» EXERCISE BRIEF: Within the records below, find each line with the word "skaliert" and copy it out.

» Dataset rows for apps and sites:
--- START ---

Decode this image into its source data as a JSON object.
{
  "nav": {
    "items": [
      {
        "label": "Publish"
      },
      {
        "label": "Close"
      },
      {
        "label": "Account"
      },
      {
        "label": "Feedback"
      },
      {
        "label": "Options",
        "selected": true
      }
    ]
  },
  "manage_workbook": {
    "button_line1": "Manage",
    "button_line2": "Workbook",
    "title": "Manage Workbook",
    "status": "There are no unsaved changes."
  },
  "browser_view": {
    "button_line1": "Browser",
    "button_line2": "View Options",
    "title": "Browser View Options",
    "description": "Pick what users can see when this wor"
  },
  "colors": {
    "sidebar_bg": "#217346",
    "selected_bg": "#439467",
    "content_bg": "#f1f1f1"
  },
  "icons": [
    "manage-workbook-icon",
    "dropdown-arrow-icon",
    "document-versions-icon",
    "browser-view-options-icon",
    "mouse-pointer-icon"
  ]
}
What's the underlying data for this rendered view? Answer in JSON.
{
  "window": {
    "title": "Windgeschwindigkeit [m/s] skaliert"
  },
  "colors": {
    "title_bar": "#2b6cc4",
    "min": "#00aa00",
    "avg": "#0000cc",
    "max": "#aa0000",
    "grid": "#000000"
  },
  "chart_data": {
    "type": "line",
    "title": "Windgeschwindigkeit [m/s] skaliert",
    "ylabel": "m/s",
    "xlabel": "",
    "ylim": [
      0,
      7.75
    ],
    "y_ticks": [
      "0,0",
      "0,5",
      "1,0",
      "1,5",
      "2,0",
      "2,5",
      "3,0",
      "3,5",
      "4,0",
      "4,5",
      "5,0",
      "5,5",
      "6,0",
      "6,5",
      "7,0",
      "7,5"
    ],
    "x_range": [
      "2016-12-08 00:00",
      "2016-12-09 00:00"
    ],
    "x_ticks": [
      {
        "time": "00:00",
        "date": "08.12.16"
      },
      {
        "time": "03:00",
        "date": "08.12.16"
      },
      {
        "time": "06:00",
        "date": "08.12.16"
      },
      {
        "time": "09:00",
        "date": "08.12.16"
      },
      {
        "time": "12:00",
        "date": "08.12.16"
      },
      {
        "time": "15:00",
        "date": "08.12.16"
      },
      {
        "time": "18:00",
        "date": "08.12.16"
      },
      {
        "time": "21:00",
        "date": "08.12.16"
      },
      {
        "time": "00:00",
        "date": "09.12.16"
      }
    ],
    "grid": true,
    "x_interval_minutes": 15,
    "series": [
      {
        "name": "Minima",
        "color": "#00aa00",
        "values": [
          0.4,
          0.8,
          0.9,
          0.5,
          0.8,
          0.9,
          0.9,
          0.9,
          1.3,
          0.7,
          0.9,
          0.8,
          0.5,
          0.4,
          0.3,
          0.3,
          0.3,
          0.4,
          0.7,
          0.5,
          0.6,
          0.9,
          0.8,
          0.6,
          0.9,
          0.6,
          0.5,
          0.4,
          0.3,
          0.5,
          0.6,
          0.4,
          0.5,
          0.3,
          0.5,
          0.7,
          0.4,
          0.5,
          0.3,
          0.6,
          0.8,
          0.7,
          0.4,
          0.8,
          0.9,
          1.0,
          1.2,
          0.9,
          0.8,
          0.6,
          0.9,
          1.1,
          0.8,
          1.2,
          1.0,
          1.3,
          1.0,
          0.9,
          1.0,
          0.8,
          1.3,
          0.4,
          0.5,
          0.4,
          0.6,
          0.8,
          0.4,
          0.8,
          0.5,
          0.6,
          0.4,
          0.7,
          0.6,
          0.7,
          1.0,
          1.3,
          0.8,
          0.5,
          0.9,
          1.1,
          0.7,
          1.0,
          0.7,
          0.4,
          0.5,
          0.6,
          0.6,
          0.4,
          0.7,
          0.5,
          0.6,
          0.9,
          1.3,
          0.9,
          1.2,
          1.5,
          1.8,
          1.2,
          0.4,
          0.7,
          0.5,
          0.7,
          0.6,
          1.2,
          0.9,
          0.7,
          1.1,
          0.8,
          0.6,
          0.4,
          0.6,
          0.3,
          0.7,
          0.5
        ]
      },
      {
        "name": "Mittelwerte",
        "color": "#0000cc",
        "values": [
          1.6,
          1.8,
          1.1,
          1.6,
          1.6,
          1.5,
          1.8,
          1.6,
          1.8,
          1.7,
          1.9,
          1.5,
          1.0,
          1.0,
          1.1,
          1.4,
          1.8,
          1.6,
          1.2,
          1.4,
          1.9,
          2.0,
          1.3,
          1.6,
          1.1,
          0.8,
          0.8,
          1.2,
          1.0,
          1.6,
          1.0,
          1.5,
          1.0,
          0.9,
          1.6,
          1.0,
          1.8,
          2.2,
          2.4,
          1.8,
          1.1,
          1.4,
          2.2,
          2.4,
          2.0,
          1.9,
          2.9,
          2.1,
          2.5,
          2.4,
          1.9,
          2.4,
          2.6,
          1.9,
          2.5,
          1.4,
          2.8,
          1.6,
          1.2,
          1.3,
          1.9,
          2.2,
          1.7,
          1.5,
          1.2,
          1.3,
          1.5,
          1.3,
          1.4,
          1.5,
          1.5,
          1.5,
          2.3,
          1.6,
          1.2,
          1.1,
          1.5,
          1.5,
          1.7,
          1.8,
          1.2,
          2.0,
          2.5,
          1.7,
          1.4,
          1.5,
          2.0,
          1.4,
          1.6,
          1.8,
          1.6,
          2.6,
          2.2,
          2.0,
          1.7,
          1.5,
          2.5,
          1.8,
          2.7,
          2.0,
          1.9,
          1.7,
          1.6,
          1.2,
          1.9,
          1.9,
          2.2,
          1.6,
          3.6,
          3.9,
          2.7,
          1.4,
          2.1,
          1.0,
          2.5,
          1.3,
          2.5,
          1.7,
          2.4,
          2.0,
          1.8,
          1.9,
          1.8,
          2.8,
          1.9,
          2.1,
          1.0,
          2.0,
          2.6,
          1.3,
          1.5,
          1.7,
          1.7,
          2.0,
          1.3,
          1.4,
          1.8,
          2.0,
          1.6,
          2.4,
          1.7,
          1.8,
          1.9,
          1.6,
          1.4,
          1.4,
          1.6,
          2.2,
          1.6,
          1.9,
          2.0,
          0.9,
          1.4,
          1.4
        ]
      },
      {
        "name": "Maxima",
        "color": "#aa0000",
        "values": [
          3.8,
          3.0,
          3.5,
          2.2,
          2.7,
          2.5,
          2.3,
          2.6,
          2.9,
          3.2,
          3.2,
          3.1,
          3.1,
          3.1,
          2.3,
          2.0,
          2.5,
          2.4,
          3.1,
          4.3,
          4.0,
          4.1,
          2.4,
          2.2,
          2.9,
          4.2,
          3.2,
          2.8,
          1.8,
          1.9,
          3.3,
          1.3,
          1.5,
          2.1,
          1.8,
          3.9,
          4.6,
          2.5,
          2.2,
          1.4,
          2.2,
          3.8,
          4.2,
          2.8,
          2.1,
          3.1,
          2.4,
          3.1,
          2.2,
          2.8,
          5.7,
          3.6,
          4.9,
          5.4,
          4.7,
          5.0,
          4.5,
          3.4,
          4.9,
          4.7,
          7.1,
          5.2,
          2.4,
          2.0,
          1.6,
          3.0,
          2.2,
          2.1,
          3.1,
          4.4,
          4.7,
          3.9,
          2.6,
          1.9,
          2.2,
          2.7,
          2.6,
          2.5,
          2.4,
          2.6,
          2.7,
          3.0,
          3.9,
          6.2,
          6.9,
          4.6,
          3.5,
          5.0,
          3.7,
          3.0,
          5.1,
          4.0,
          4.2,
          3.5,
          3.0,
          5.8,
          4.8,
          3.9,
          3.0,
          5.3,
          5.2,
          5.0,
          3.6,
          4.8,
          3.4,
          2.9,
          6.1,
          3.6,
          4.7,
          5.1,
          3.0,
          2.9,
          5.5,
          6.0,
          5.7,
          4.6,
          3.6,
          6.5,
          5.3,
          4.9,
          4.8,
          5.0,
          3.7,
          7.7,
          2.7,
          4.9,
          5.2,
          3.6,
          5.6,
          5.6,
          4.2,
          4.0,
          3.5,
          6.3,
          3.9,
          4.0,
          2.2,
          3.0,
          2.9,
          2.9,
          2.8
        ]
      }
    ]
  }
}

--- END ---

» RESPONSE BELOW:
    "title": "Windgeschwindigkeit [m/s] skaliert"
    "title": "Windgeschwindigkeit [m/s] skaliert",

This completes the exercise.